Overall – Cambridge – Macmillan Challenge – Cambridge:
In 2007 we did 779 miles, 382.5 on the event; in 2006 we did 940 miles, 544 on the event; in 2005 we did 869 miles, 500 on the event; in 2004 we did 1228 miles, 810 miles on the event; and in 2003 we did 1298 miles, 881 miles on the event. So a definite trend towards a greener Macmillan Challenge can be seen!
On the events we’ve driven a total of 3118 miles, and we’ve raised at least £8986.00 – so that works out at about £2.88 raised per mile (up from £2.55 per mile in 2006).
And even more trivia
So that was it for another year. Not that we are in it for the ‘pots’, but I’m pleased to say that we finished in 11th place overall (250 points) just one point behind Dave (Team 4) in 10th place, with Russ Brown in 9th place (257 points). The winner scored 311 points and the highest sponsorship raised by one team was a staggering £8000.00!
Please do visit the Macmillan 4x4 website to look at the photos of each year’s event – my Land Rover is on the ‘Home’ page, top left.
Not so trivia
We raised £345.00 (+ £97.31 Gift Aid) donated on-line; and £1150.00 (+ £294.00 Gift Aid) off-line, so the total is £1886.31. Actually Peter Rowland, the Macmillan organiser, tells me our total was £1888.46 – not sure where the extra couple of quid came from. The total raised by the 58 or 59 teams who took part was £110,000.00, which I’m sure you’ll agree, was, to say the least, a magnificent achievement.

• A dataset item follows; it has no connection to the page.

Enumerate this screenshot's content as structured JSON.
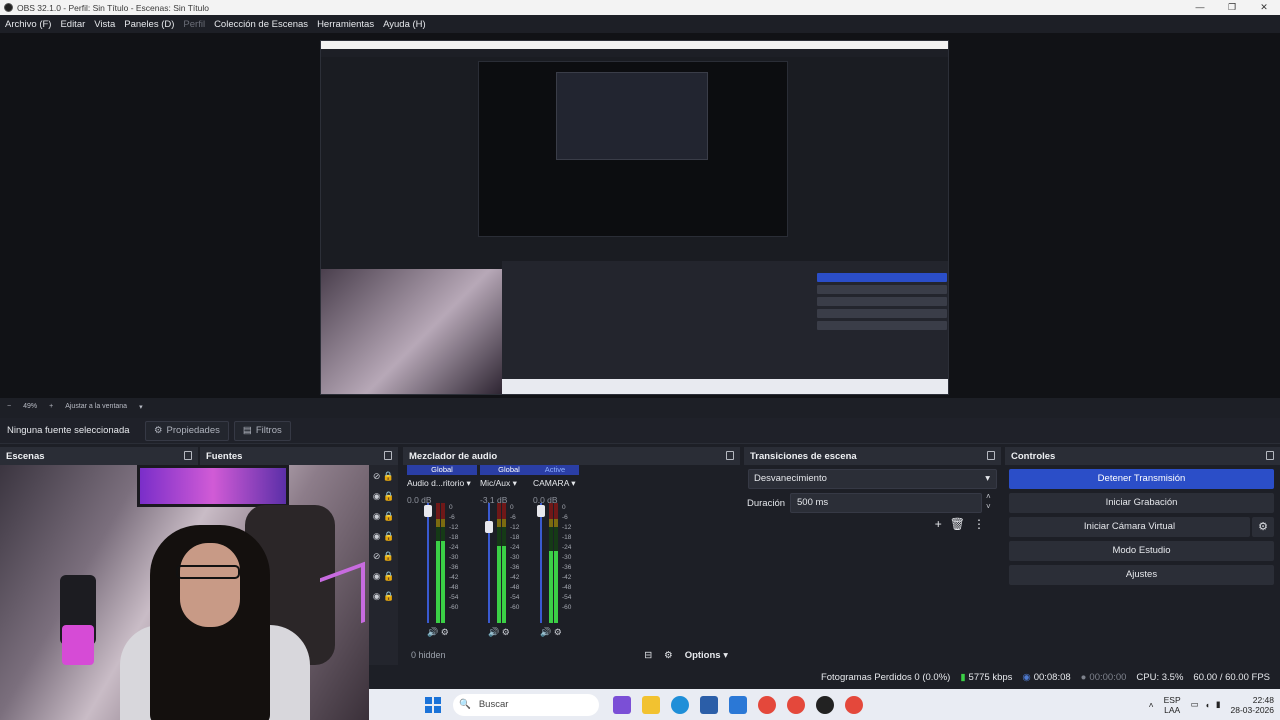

Mike Stapleton and Paul Ferrie
The Muddy Blues Two/Too, home again, with Macmillan Challenge history proudly on show.